Metro, News

Elected officials gather to speak in support of DACA

Governor, mayor stress program’s significance, announce R.I.’s effort to legally challenge decision

By
Senior Staff Writer
Tuesday, September 5, 2017

The Trump administration announced Tuesday that it would end the Deferred Action on Childhood Arrivals program, a policy enacted by the Obama administration in 2012 that offers legal protections to individuals who entered the United States as children without documentation.

The decision, which places roughly 800,000 DACA recipients, also known as “Dreamers,” at risk for deportation, was met with criticism from elected officials in Rhode Island who spoke at a press conference held at the Segue Institute for Learning in Central Falls.

In her speech at the event, Gov. Gina Raimondo said that Rhode Island stands “behind (its) Dreamers … we want them to know that there’s a place in Rhode Island for everybody.”

Like other Rhode Island leaders, the governor has criticized several of Trump’s proposed policies.

“Let’s send a message to (President Donald Trump) … and members of Congress who are trying to divide America in this time … (that) their policies of hate and cruelty … aren’t going to be tolerated in our country or our state,” she added.

Peter Kilmartin, attorney general of Rhode Island, also spoke at the conference and announced that he would join “other like-minded attorney generals” in legally challenging Trump’s decision to end the program on behalf of the state of Rhode Island.

“Trump has committed a moral crime against children by rescinding this order today,” Kilmartin said. He also urged attendees to “put the pressure on Congress” to pass legislation that would protect DACA recipients.

Mayor Jorge Elorza said that Dreamers are “Americans in every sense of the word,” and to repeal the program is a “cruel-hearted” decision.

“This marks a day that is an assault, an attack on the American dream for 800,000 young people in our country,” he added. Dreamers are “simply asking for the opportunity to continue studying, working and defending our country in the military. … They deserve the ability to pursue the American dream.”

Two Dreamers also spoke at the event, including Javier Juarez MA’18. Juarez spoke about his journey to Brown, which he felt was made possible by programs like DACA. Juarez, who planned to attend law school next fall, said Trump’s decision saddened him as it meant his accomplishments could vanish.

Juarez told The Herald he came to the United States when he was 10 and has lived in Rhode Island for the past 18 years. “It’s frustrating when people are like, ‘You’re an illegal alien,’” Juarez said. “They don’t know how much I’ve become part of this community or how much I’ve contributed to this community.”

Juarez said that he felt that his work with the Coalition of Advocates for Student Opportunities, which connected him with younger students from similar backgrounds as himself, gave him a “sense of responsibility” to speak publicly about his experiences as a DACA recipient.

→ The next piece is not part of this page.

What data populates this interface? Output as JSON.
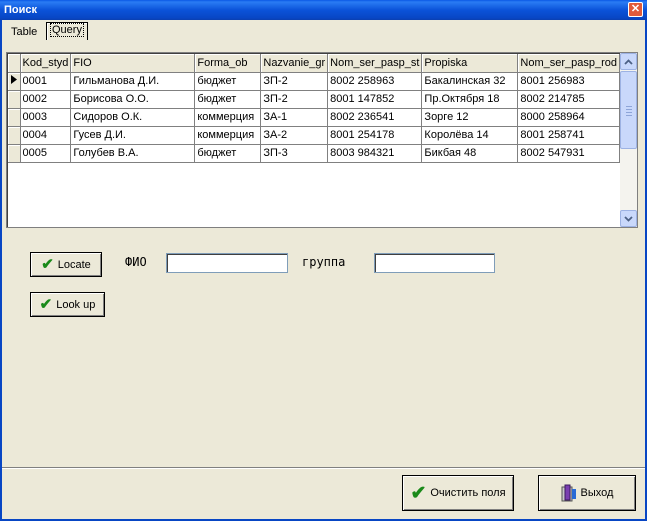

“When I have the opportunity, I’m going to speak for the students I work with that don’t have the courage to come out,” Juarez said. “But I also have to deal with reality, which is I’m (at Brown) now. … I have to register for classes. I have to fund my degree.”

The latest decision to rollback the DACA program complicates Juarez’s ability to pay for his degree at Brown. “Is it smart for me to take out a loan knowing that I should save money in case I get deported?” Juarez said. While he previously had the security to work and pay off his loan, Juarez said he is now dealing with “a ticking time bomb” given the program’s new expiration date.

“Being forced to make these decisions is tough mentally,” Juarez said.

But Juarez said he is happy to be at a university that supports its DACA students. “My own department, the American studies department … reached out to me saying (that they) hoped everything was okay,” he said. It  “feels like you belong and like people are looking out for you.”

Juarez said that it was important for people who aren’t personally affected by the decision to end DACA to “advocate on behalf of those people that are scared to come out.”

“These are people who cannot vote. I pay taxes, but I cannot vote,” he added. Given Congress’ responsibility to replace the program, Juarez stressed the importance of placing pressure on Congressional members and attorney generals around the country to allow Dreamers to stay.